» **Directions for this task**
Hand back all of the records exactly as they read.

» **Records**

========

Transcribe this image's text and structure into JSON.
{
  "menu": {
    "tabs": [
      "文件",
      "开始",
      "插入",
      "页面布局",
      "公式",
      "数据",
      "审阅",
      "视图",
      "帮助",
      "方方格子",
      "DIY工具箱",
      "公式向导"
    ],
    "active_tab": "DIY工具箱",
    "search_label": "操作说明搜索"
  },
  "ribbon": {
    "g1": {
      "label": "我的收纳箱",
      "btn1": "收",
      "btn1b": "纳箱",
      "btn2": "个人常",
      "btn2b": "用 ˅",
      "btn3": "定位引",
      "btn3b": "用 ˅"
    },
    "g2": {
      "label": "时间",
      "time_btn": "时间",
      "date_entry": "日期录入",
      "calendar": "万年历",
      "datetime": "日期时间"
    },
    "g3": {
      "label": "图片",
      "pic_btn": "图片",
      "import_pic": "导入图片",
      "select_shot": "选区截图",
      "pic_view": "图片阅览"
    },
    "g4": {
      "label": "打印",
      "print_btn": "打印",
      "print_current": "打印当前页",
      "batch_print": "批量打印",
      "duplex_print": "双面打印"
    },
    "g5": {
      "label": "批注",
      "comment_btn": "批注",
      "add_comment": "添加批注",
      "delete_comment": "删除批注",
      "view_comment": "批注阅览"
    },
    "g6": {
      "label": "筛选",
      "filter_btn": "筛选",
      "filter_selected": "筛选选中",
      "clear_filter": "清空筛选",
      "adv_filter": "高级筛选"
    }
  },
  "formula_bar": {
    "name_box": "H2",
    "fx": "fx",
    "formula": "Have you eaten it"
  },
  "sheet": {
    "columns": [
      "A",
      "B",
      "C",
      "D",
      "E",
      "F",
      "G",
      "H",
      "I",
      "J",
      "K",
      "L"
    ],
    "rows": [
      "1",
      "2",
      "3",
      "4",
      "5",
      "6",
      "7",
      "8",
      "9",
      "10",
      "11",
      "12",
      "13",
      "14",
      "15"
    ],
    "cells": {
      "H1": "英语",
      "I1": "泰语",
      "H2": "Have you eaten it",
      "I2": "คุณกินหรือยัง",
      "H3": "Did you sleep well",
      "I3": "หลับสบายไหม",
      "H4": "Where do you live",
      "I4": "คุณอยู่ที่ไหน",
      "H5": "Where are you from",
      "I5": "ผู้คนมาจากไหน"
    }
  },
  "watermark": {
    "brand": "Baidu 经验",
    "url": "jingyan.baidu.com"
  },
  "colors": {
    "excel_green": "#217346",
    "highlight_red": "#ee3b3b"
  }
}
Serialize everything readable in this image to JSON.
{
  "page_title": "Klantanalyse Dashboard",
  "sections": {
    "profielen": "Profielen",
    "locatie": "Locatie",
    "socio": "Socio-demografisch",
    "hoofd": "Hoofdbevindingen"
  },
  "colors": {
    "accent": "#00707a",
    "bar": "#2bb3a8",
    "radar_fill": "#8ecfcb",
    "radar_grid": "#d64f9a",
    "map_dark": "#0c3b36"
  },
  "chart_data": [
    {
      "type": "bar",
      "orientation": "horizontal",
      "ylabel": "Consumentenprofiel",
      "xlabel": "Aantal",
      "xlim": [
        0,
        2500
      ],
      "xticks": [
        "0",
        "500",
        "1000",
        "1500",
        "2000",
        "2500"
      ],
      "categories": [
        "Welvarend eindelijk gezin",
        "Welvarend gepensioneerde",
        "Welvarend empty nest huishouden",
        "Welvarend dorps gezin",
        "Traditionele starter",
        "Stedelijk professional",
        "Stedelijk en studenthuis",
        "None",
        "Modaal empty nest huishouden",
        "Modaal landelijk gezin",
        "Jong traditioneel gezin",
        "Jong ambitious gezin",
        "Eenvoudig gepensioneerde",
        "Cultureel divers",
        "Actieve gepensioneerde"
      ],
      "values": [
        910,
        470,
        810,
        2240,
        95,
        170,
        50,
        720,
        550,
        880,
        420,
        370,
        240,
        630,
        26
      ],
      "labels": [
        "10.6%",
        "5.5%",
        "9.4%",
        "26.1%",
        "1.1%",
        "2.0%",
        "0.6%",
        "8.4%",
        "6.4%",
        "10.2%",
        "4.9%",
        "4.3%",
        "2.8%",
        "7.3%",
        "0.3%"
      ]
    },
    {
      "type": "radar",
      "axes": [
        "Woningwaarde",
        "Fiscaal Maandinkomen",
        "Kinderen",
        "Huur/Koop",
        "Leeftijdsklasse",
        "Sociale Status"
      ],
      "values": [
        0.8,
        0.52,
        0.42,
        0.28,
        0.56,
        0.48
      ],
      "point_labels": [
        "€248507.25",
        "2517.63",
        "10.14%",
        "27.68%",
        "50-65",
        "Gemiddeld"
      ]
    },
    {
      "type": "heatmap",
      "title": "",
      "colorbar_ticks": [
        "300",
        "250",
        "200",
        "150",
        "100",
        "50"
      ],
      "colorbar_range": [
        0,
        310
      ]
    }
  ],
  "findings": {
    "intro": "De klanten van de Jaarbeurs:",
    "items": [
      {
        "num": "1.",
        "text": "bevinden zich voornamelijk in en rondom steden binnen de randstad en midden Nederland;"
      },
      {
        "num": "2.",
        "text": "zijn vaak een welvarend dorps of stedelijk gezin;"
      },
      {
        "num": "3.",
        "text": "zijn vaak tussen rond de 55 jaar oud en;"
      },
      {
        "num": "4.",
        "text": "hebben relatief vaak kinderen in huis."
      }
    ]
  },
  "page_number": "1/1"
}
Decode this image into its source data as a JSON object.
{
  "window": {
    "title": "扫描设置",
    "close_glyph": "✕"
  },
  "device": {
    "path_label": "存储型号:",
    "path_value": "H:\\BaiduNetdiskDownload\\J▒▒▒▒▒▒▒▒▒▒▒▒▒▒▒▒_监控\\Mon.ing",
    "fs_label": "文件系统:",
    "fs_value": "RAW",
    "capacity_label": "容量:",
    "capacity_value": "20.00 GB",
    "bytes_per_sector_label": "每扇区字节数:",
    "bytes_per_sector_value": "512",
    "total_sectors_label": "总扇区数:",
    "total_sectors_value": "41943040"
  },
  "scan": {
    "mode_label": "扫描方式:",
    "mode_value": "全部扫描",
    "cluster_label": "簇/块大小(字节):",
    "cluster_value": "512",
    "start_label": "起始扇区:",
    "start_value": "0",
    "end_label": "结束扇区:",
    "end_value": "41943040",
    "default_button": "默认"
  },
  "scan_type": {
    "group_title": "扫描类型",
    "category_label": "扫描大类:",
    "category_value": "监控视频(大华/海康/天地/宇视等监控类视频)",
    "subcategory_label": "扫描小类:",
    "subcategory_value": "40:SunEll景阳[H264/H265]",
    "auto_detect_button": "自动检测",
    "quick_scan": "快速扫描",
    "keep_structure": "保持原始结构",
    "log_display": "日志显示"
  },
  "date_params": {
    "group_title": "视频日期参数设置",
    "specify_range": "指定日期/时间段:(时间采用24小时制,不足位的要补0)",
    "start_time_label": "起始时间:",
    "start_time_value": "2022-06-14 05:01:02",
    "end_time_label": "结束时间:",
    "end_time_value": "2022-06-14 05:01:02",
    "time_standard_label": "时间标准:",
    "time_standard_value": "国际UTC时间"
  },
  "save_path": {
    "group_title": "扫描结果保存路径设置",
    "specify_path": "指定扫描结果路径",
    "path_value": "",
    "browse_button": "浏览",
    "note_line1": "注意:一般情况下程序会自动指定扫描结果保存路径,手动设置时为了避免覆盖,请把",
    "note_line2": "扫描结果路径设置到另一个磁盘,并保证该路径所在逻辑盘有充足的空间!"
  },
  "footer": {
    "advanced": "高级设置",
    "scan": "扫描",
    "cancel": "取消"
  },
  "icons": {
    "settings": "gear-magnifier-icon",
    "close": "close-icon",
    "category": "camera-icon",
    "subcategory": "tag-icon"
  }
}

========

» **Finished exercise**
Transcribe this image's text and structure into JSON.
{
  "menu": {
    "tabs": [
      "文件",
      "开始",
      "插入",
      "页面布局",
      "公式",
      "数据",
      "审阅",
      "视图",
      "帮助",
      "方方格子",
      "DIY工具箱",
      "公式向导"
    ],
    "active_tab": "DIY工具箱",
    "search_label": "操作说明搜索"
  },
  "ribbon": {
    "g1": {
      "label": "我的收纳箱",
      "btn1": "收",
      "btn1b": "纳箱",
      "btn2": "个人常",
      "btn2b": "用 ˅",
      "btn3": "定位引",
      "btn3b": "用 ˅"
    },
    "g2": {
      "label": "时间",
      "time_btn": "时间",
      "date_entry": "日期录入",
      "calendar": "万年历",
      "datetime": "日期时间"
    },
    "g3": {
      "label": "图片",
      "pic_btn": "图片",
      "import_pic": "导入图片",
      "select_shot": "选区截图",
      "pic_view": "图片阅览"
    },
    "g4": {
      "label": "打印",
      "print_btn": "打印",
      "print_current": "打印当前页",
      "batch_print": "批量打印",
      "duplex_print": "双面打印"
    },
    "g5": {
      "label": "批注",
      "comment_btn": "批注",
      "add_comment": "添加批注",
      "delete_comment": "删除批注",
      "view_comment": "批注阅览"
    },
    "g6": {
      "label": "筛选",
      "filter_btn": "筛选",
      "filter_selected": "筛选选中",
      "clear_filter": "清空筛选",
      "adv_filter": "高级筛选"
    }
  },
  "formula_bar": {
    "name_box": "H2",
    "fx": "fx",
    "formula": "Have you eaten it"
  },
  "sheet": {
    "columns": [
      "A",
      "B",
      "C",
      "D",
      "E",
      "F",
      "G",
      "H",
      "I",
      "J",
      "K",
      "L"
    ],
    "rows": [
      "1",
      "2",
      "3",
      "4",
      "5",
      "6",
      "7",
      "8",
      "9",
      "10",
      "11",
      "12",
      "13",
      "14",
      "15"
    ],
    "cells": {
      "H1": "英语",
      "I1": "泰语",
      "H2": "Have you eaten it",
      "I2": "คุณกินหรือยัง",
      "H3": "Did you sleep well",
      "I3": "หลับสบายไหม",
      "H4": "Where do you live",
      "I4": "คุณอยู่ที่ไหน",
      "H5": "Where are you from",
      "I5": "ผู้คนมาจากไหน"
    }
  },
  "watermark": {
    "brand": "Baidu 经验",
    "url": "jingyan.baidu.com"
  },
  "colors": {
    "excel_green": "#217346",
    "highlight_red": "#ee3b3b"
  }
}
Serialize everything readable in this image to JSON.
{
  "page_title": "Klantanalyse Dashboard",
  "sections": {
    "profielen": "Profielen",
    "locatie": "Locatie",
    "socio": "Socio-demografisch",
    "hoofd": "Hoofdbevindingen"
  },
  "colors": {
    "accent": "#00707a",
    "bar": "#2bb3a8",
    "radar_fill": "#8ecfcb",
    "radar_grid": "#d64f9a",
    "map_dark": "#0c3b36"
  },
  "chart_data": [
    {
      "type": "bar",
      "orientation": "horizontal",
      "ylabel": "Consumentenprofiel",
      "xlabel": "Aantal",
      "xlim": [
        0,
        2500
      ],
      "xticks": [
        "0",
        "500",
        "1000",
        "1500",
        "2000",
        "2500"
      ],
      "categories": [
        "Welvarend eindelijk gezin",
        "Welvarend gepensioneerde",
        "Welvarend empty nest huishouden",
        "Welvarend dorps gezin",
        "Traditionele starter",
        "Stedelijk professional",
        "Stedelijk en studenthuis",
        "None",
        "Modaal empty nest huishouden",
        "Modaal landelijk gezin",
        "Jong traditioneel gezin",
        "Jong ambitious gezin",
        "Eenvoudig gepensioneerde",
        "Cultureel divers",
        "Actieve gepensioneerde"
      ],
      "values": [
        910,
        470,
        810,
        2240,
        95,
        170,
        50,
        720,
        550,
        880,
        420,
        370,
        240,
        630,
        26
      ],
      "labels": [
        "10.6%",
        "5.5%",
        "9.4%",
        "26.1%",
        "1.1%",
        "2.0%",
        "0.6%",
        "8.4%",
        "6.4%",
        "10.2%",
        "4.9%",
        "4.3%",
        "2.8%",
        "7.3%",
        "0.3%"
      ]
    },
    {
      "type": "radar",
      "axes": [
        "Woningwaarde",
        "Fiscaal Maandinkomen",
        "Kinderen",
        "Huur/Koop",
        "Leeftijdsklasse",
        "Sociale Status"
      ],
      "values": [
        0.8,
        0.52,
        0.42,
        0.28,
        0.56,
        0.48
      ],
      "point_labels": [
        "€248507.25",
        "2517.63",
        "10.14%",
        "27.68%",
        "50-65",
        "Gemiddeld"
      ]
    },
    {
      "type": "heatmap",
      "title": "",
      "colorbar_ticks": [
        "300",
        "250",
        "200",
        "150",
        "100",
        "50"
      ],
      "colorbar_range": [
        0,
        310
      ]
    }
  ],
  "findings": {
    "intro": "De klanten van de Jaarbeurs:",
    "items": [
      {
        "num": "1.",
        "text": "bevinden zich voornamelijk in en rondom steden binnen de randstad en midden Nederland;"
      },
      {
        "num": "2.",
        "text": "zijn vaak een welvarend dorps of stedelijk gezin;"
      },
      {
        "num": "3.",
        "text": "zijn vaak tussen rond de 55 jaar oud en;"
      },
      {
        "num": "4.",
        "text": "hebben relatief vaak kinderen in huis."
      }
    ]
  },
  "page_number": "1/1"
}
Decode this image into its source data as a JSON object.
{
  "window": {
    "title": "扫描设置",
    "close_glyph": "✕"
  },
  "device": {
    "path_label": "存储型号:",
    "path_value": "H:\\BaiduNetdiskDownload\\J▒▒▒▒▒▒▒▒▒▒▒▒▒▒▒▒_监控\\Mon.ing",
    "fs_label": "文件系统:",
    "fs_value": "RAW",
    "capacity_label": "容量:",
    "capacity_value": "20.00 GB",
    "bytes_per_sector_label": "每扇区字节数:",
    "bytes_per_sector_value": "512",
    "total_sectors_label": "总扇区数:",
    "total_sectors_value": "41943040"
  },
  "scan": {
    "mode_label": "扫描方式:",
    "mode_value": "全部扫描",
    "cluster_label": "簇/块大小(字节):",
    "cluster_value": "512",
    "start_label": "起始扇区:",
    "start_value": "0",
    "end_label": "结束扇区:",
    "end_value": "41943040",
    "default_button": "默认"
  },
  "scan_type": {
    "group_title": "扫描类型",
    "category_label": "扫描大类:",
    "category_value": "监控视频(大华/海康/天地/宇视等监控类视频)",
    "subcategory_label": "扫描小类:",
    "subcategory_value": "40:SunEll景阳[H264/H265]",
    "auto_detect_button": "自动检测",
    "quick_scan": "快速扫描",
    "keep_structure": "保持原始结构",
    "log_display": "日志显示"
  },
  "date_params": {
    "group_title": "视频日期参数设置",
    "specify_range": "指定日期/时间段:(时间采用24小时制,不足位的要补0)",
    "start_time_label": "起始时间:",
    "start_time_value": "2022-06-14 05:01:02",
    "end_time_label": "结束时间:",
    "end_time_value": "2022-06-14 05:01:02",
    "time_standard_label": "时间标准:",
    "time_standard_value": "国际UTC时间"
  },
  "save_path": {
    "group_title": "扫描结果保存路径设置",
    "specify_path": "指定扫描结果路径",
    "path_value": "",
    "browse_button": "浏览",
    "note_line1": "注意:一般情况下程序会自动指定扫描结果保存路径,手动设置时为了避免覆盖,请把",
    "note_line2": "扫描结果路径设置到另一个磁盘,并保证该路径所在逻辑盘有充足的空间!"
  },
  "footer": {
    "advanced": "高级设置",
    "scan": "扫描",
    "cancel": "取消"
  },
  "icons": {
    "settings": "gear-magnifier-icon",
    "close": "close-icon",
    "category": "camera-icon",
    "subcategory": "tag-icon"
  }
}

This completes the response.